We’re by no means out of the woods yet, and the biggest danger for 2012 (the biggest one we know about, at least) remains the possible financial contagion from a deepening crisis in the Eurozone.
But there’s a growing consensus that the economies of many nations, including the U.S., should be decent in 2012.
From The Economist‘s poll of forecasters:
THE outlook for GDP growth in the euro area has deteriorated sharply since September, when the sovereign-debt crisis escalated. Then our poll of forecasters thought the economy would grow by a mere 1%. They are now predicting the 17-nation economy will shrink by 0.5% this year. [. . .] Our pollsters are more optimistic about growth in America this year. Indicators show the economy was picking up and employment rising towards the end of last year.
Here’s what the forecasters foresee for the Eurozone and a few other large national economies:

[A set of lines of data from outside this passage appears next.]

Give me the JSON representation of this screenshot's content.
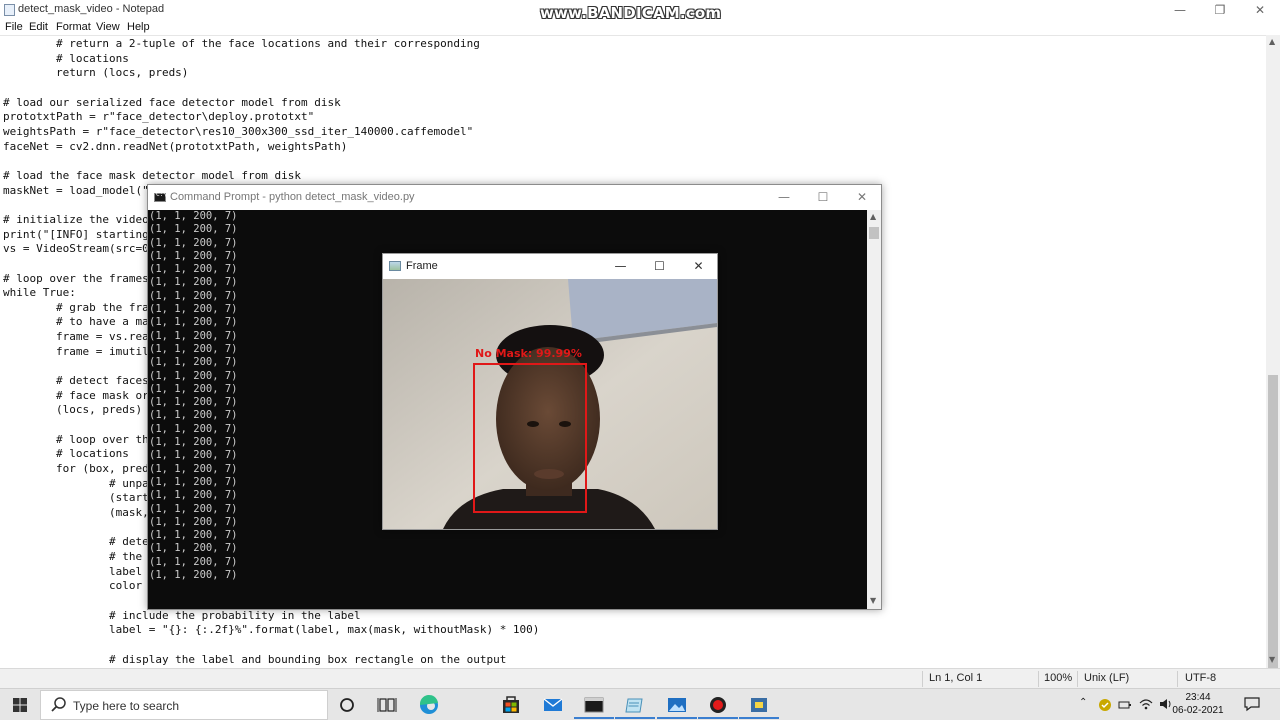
{
  "notepad": {
    "title": "detect_mask_video - Notepad",
    "menu": [
      "File",
      "Edit",
      "Format",
      "View",
      "Help"
    ],
    "lines": [
      "        # return a 2-tuple of the face locations and their corresponding",
      "        # locations",
      "        return (locs, preds)",
      "",
      "# load our serialized face detector model from disk",
      "prototxtPath = r\"face_detector\\deploy.prototxt\"",
      "weightsPath = r\"face_detector\\res10_300x300_ssd_iter_140000.caffemodel\"",
      "faceNet = cv2.dnn.readNet(prototxtPath, weightsPath)",
      "",
      "# load the face mask detector model from disk",
      "maskNet = load_model(\"",
      "",
      "# initialize the video",
      "print(\"[INFO] starting",
      "vs = VideoStream(src=0",
      "",
      "# loop over the frames",
      "while True:",
      "        # grab the fra",
      "        # to have a ma",
      "        frame = vs.rea",
      "        frame = imutil",
      "",
      "        # detect faces",
      "        # face mask or",
      "        (locs, preds)",
      "",
      "        # loop over th",
      "        # locations",
      "        for (box, pred",
      "                # unpa",
      "                (start",
      "                (mask,",
      "",
      "                # dete",
      "                # the",
      "                label",
      "                color",
      "",
      "                # include the probability in the label",
      "                label = \"{}: {:.2f}%\".format(label, max(mask, withoutMask) * 100)",
      "",
      "                # display the label and bounding box rectangle on the output"
    ],
    "status": {
      "position": "Ln 1, Col 1",
      "zoom": "100%",
      "line_ending": "Unix (LF)",
      "encoding": "UTF-8"
    }
  },
  "watermark": "www.BANDICAM.com",
  "cmd": {
    "title": "Command Prompt - python  detect_mask_video.py",
    "icon_text": "C:\\",
    "output_line": "(1, 1, 200, 7)",
    "line_count": 28
  },
  "frame": {
    "title": "Frame",
    "detection": {
      "label": "No Mask: 99.99%",
      "box_color": "#e01818"
    }
  },
  "taskbar": {
    "search_placeholder": "Type here to search",
    "time": "23:44",
    "date": "06-02-2021",
    "apps": [
      "task-view-icon",
      "edge-icon",
      "store-icon",
      "mail-icon",
      "cmd-icon",
      "notepad-icon",
      "photos-icon",
      "bandicam-icon",
      "python-icon"
    ]
  },
  "colors": {
    "cmd_background": "#0c0c0c",
    "cmd_text": "#cccccc",
    "taskbar": "#e6e6e6"
  }
}
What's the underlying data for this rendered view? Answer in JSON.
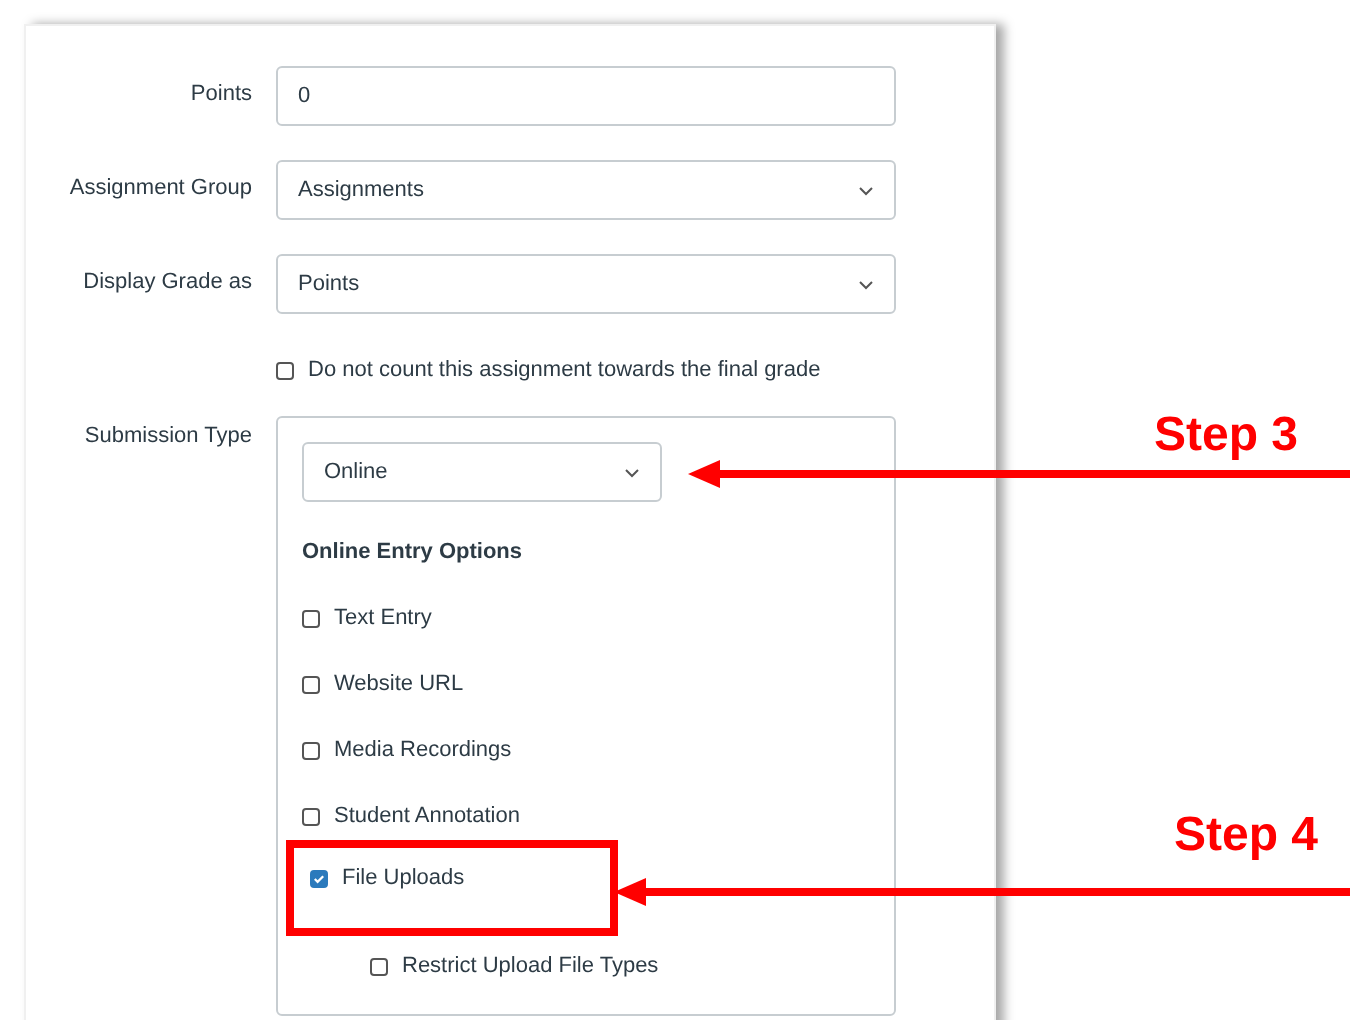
{
  "fields": [
    {
      "label": "Points",
      "kind": "input",
      "value": "0"
    },
    {
      "label": "Assignment Group",
      "kind": "select",
      "value": "Assignments"
    },
    {
      "label": "Display Grade as",
      "kind": "select",
      "value": "Points"
    }
  ],
  "grade_option": {
    "label": "Do not count this assignment towards the final grade",
    "checked": false
  },
  "submission": {
    "label": "Submission Type",
    "value": "Online",
    "annotation": "Step 3",
    "options_heading": "Online Entry Options",
    "options": [
      {
        "label": "Text Entry",
        "checked": false,
        "highlighted": false
      },
      {
        "label": "Website URL",
        "checked": false,
        "highlighted": false
      },
      {
        "label": "Media Recordings",
        "checked": false,
        "highlighted": false
      },
      {
        "label": "Student Annotation",
        "checked": false,
        "highlighted": false
      },
      {
        "label": "File Uploads",
        "checked": true,
        "highlighted": true,
        "annotation": "Step 4",
        "children": [
          {
            "label": "Restrict Upload File Types",
            "checked": false
          }
        ]
      }
    ]
  }
}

Frankly, I think there are increasingly strong arguments for a target inflation rate of 3% rather than the 2% predicted here, but the U.S. economy still has so much slack in it and the political environment would make it tough to implement policies that might boost inflation further.